• **DIRECTIONS**
Repeat each line of the records below exactly.

====

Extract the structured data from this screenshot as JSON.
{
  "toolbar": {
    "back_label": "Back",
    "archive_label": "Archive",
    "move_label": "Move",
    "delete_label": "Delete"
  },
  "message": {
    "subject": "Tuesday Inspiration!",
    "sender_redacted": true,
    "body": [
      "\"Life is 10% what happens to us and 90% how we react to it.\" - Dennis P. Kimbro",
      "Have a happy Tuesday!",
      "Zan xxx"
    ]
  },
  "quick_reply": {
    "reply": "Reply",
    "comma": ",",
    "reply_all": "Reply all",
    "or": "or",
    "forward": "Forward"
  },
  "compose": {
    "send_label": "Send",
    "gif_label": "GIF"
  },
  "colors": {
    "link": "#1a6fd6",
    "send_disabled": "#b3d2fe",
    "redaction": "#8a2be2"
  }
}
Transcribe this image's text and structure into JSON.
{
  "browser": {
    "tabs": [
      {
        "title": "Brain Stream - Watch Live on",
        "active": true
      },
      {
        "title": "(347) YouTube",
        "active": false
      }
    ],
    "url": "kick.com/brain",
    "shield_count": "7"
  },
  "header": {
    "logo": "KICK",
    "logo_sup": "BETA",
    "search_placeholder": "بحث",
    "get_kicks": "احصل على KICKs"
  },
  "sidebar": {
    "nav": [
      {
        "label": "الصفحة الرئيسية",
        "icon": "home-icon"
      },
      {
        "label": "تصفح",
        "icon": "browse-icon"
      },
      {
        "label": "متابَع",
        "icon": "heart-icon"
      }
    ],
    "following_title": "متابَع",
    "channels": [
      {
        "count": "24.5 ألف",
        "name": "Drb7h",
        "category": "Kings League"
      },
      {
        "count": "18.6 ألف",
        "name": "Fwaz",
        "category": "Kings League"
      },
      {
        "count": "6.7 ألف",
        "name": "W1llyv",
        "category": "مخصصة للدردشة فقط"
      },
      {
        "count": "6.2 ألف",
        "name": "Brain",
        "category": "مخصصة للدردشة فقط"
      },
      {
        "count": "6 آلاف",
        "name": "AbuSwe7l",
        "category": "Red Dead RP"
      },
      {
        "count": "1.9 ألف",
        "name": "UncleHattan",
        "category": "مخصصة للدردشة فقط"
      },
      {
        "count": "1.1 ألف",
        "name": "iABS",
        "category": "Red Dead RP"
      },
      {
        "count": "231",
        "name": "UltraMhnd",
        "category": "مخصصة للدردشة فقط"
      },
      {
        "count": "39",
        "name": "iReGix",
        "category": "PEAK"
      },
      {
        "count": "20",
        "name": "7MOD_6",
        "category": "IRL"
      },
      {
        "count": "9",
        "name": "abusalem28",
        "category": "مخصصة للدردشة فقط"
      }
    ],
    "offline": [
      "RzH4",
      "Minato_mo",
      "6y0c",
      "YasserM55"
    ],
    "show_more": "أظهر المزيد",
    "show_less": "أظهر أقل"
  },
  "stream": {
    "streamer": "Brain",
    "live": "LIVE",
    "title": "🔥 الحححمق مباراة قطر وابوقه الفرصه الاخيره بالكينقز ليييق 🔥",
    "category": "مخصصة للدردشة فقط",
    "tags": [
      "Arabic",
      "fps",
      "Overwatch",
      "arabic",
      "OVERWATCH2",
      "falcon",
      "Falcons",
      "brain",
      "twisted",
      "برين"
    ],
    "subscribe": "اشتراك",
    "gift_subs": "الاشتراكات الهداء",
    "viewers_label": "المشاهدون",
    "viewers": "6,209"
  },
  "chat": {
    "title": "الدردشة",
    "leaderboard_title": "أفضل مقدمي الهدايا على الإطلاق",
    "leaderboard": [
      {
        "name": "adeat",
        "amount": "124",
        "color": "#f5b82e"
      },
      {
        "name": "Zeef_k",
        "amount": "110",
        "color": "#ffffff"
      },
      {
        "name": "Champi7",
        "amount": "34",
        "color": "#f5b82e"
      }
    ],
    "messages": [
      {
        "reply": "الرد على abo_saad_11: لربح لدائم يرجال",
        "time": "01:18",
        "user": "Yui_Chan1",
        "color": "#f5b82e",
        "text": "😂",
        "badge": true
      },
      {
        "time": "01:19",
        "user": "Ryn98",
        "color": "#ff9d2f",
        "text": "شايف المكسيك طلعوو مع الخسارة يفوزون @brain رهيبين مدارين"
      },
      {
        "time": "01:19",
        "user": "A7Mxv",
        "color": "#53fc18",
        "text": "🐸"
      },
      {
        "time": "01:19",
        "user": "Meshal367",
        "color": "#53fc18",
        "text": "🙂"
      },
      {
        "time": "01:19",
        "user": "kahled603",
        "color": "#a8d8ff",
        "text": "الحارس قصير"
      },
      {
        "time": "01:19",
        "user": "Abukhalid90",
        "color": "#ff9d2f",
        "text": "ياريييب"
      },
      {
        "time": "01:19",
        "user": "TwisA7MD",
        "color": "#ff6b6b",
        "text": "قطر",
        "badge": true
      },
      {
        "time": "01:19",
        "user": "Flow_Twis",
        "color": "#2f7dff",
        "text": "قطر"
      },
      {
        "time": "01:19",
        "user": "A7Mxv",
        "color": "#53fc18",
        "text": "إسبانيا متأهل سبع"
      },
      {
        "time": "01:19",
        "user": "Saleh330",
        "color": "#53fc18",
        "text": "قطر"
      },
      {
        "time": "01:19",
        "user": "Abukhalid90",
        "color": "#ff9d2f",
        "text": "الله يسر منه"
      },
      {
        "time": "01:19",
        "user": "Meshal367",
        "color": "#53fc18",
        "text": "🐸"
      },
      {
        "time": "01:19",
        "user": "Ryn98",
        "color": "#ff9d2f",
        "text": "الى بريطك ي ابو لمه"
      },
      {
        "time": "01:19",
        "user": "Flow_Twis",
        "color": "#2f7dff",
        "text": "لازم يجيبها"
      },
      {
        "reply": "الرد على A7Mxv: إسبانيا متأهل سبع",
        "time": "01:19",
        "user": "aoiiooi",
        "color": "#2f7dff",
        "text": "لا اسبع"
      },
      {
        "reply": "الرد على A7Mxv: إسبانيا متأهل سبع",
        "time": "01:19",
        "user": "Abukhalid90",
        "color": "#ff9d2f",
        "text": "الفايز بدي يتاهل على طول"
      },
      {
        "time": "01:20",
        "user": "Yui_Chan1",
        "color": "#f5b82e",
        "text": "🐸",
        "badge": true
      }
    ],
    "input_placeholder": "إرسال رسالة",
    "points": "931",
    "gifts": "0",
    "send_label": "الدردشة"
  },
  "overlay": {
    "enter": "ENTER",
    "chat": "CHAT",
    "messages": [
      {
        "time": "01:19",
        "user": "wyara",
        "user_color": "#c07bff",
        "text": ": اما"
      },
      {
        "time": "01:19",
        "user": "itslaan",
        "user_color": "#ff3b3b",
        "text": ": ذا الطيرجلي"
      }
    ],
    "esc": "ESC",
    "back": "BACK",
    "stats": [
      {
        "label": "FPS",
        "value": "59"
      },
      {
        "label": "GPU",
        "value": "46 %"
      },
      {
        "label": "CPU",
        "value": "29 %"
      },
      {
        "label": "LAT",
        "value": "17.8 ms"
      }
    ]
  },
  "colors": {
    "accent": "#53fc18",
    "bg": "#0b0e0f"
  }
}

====

• **ANSWER TO THIS TASK**
Extract the structured data from this screenshot as JSON.
{
  "toolbar": {
    "back_label": "Back",
    "archive_label": "Archive",
    "move_label": "Move",
    "delete_label": "Delete"
  },
  "message": {
    "subject": "Tuesday Inspiration!",
    "sender_redacted": true,
    "body": [
      "\"Life is 10% what happens to us and 90% how we react to it.\" - Dennis P. Kimbro",
      "Have a happy Tuesday!",
      "Zan xxx"
    ]
  },
  "quick_reply": {
    "reply": "Reply",
    "comma": ",",
    "reply_all": "Reply all",
    "or": "or",
    "forward": "Forward"
  },
  "compose": {
    "send_label": "Send",
    "gif_label": "GIF"
  },
  "colors": {
    "link": "#1a6fd6",
    "send_disabled": "#b3d2fe",
    "redaction": "#8a2be2"
  }
}
Transcribe this image's text and structure into JSON.
{
  "browser": {
    "tabs": [
      {
        "title": "Brain Stream - Watch Live on",
        "active": true
      },
      {
        "title": "(347) YouTube",
        "active": false
      }
    ],
    "url": "kick.com/brain",
    "shield_count": "7"
  },
  "header": {
    "logo": "KICK",
    "logo_sup": "BETA",
    "search_placeholder": "بحث",
    "get_kicks": "احصل على KICKs"
  },
  "sidebar": {
    "nav": [
      {
        "label": "الصفحة الرئيسية",
        "icon": "home-icon"
      },
      {
        "label": "تصفح",
        "icon": "browse-icon"
      },
      {
        "label": "متابَع",
        "icon": "heart-icon"
      }
    ],
    "following_title": "متابَع",
    "channels": [
      {
        "count": "24.5 ألف",
        "name": "Drb7h",
        "category": "Kings League"
      },
      {
        "count": "18.6 ألف",
        "name": "Fwaz",
        "category": "Kings League"
      },
      {
        "count": "6.7 ألف",
        "name": "W1llyv",
        "category": "مخصصة للدردشة فقط"
      },
      {
        "count": "6.2 ألف",
        "name": "Brain",
        "category": "مخصصة للدردشة فقط"
      },
      {
        "count": "6 آلاف",
        "name": "AbuSwe7l",
        "category": "Red Dead RP"
      },
      {
        "count": "1.9 ألف",
        "name": "UncleHattan",
        "category": "مخصصة للدردشة فقط"
      },
      {
        "count": "1.1 ألف",
        "name": "iABS",
        "category": "Red Dead RP"
      },
      {
        "count": "231",
        "name": "UltraMhnd",
        "category": "مخصصة للدردشة فقط"
      },
      {
        "count": "39",
        "name": "iReGix",
        "category": "PEAK"
      },
      {
        "count": "20",
        "name": "7MOD_6",
        "category": "IRL"
      },
      {
        "count": "9",
        "name": "abusalem28",
        "category": "مخصصة للدردشة فقط"
      }
    ],
    "offline": [
      "RzH4",
      "Minato_mo",
      "6y0c",
      "YasserM55"
    ],
    "show_more": "أظهر المزيد",
    "show_less": "أظهر أقل"
  },
  "stream": {
    "streamer": "Brain",
    "live": "LIVE",
    "title": "🔥 الحححمق مباراة قطر وابوقه الفرصه الاخيره بالكينقز ليييق 🔥",
    "category": "مخصصة للدردشة فقط",
    "tags": [
      "Arabic",
      "fps",
      "Overwatch",
      "arabic",
      "OVERWATCH2",
      "falcon",
      "Falcons",
      "brain",
      "twisted",
      "برين"
    ],
    "subscribe": "اشتراك",
    "gift_subs": "الاشتراكات الهداء",
    "viewers_label": "المشاهدون",
    "viewers": "6,209"
  },
  "chat": {
    "title": "الدردشة",
    "leaderboard_title": "أفضل مقدمي الهدايا على الإطلاق",
    "leaderboard": [
      {
        "name": "adeat",
        "amount": "124",
        "color": "#f5b82e"
      },
      {
        "name": "Zeef_k",
        "amount": "110",
        "color": "#ffffff"
      },
      {
        "name": "Champi7",
        "amount": "34",
        "color": "#f5b82e"
      }
    ],
    "messages": [
      {
        "reply": "الرد على abo_saad_11: لربح لدائم يرجال",
        "time": "01:18",
        "user": "Yui_Chan1",
        "color": "#f5b82e",
        "text": "😂",
        "badge": true
      },
      {
        "time": "01:19",
        "user": "Ryn98",
        "color": "#ff9d2f",
        "text": "شايف المكسيك طلعوو مع الخسارة يفوزون @brain رهيبين مدارين"
      },
      {
        "time": "01:19",
        "user": "A7Mxv",
        "color": "#53fc18",
        "text": "🐸"
      },
      {
        "time": "01:19",
        "user": "Meshal367",
        "color": "#53fc18",
        "text": "🙂"
      },
      {
        "time": "01:19",
        "user": "kahled603",
        "color": "#a8d8ff",
        "text": "الحارس قصير"
      },
      {
        "time": "01:19",
        "user": "Abukhalid90",
        "color": "#ff9d2f",
        "text": "ياريييب"
      },
      {
        "time": "01:19",
        "user": "TwisA7MD",
        "color": "#ff6b6b",
        "text": "قطر",
        "badge": true
      },
      {
        "time": "01:19",
        "user": "Flow_Twis",
        "color": "#2f7dff",
        "text": "قطر"
      },
      {
        "time": "01:19",
        "user": "A7Mxv",
        "color": "#53fc18",
        "text": "إسبانيا متأهل سبع"
      },
      {
        "time": "01:19",
        "user": "Saleh330",
        "color": "#53fc18",
        "text": "قطر"
      },
      {
        "time": "01:19",
        "user": "Abukhalid90",
        "color": "#ff9d2f",
        "text": "الله يسر منه"
      },
      {
        "time": "01:19",
        "user": "Meshal367",
        "color": "#53fc18",
        "text": "🐸"
      },
      {
        "time": "01:19",
        "user": "Ryn98",
        "color": "#ff9d2f",
        "text": "الى بريطك ي ابو لمه"
      },
      {
        "time": "01:19",
        "user": "Flow_Twis",
        "color": "#2f7dff",
        "text": "لازم يجيبها"
      },
      {
        "reply": "الرد على A7Mxv: إسبانيا متأهل سبع",
        "time": "01:19",
        "user": "aoiiooi",
        "color": "#2f7dff",
        "text": "لا اسبع"
      },
      {
        "reply": "الرد على A7Mxv: إسبانيا متأهل سبع",
        "time": "01:19",
        "user": "Abukhalid90",
        "color": "#ff9d2f",
        "text": "الفايز بدي يتاهل على طول"
      },
      {
        "time": "01:20",
        "user": "Yui_Chan1",
        "color": "#f5b82e",
        "text": "🐸",
        "badge": true
      }
    ],
    "input_placeholder": "إرسال رسالة",
    "points": "931",
    "gifts": "0",
    "send_label": "الدردشة"
  },
  "overlay": {
    "enter": "ENTER",
    "chat": "CHAT",
    "messages": [
      {
        "time": "01:19",
        "user": "wyara",
        "user_color": "#c07bff",
        "text": ": اما"
      },
      {
        "time": "01:19",
        "user": "itslaan",
        "user_color": "#ff3b3b",
        "text": ": ذا الطيرجلي"
      }
    ],
    "esc": "ESC",
    "back": "BACK",
    "stats": [
      {
        "label": "FPS",
        "value": "59"
      },
      {
        "label": "GPU",
        "value": "46 %"
      },
      {
        "label": "CPU",
        "value": "29 %"
      },
      {
        "label": "LAT",
        "value": "17.8 ms"
      }
    ]
  },
  "colors": {
    "accent": "#53fc18",
    "bg": "#0b0e0f"
  }
}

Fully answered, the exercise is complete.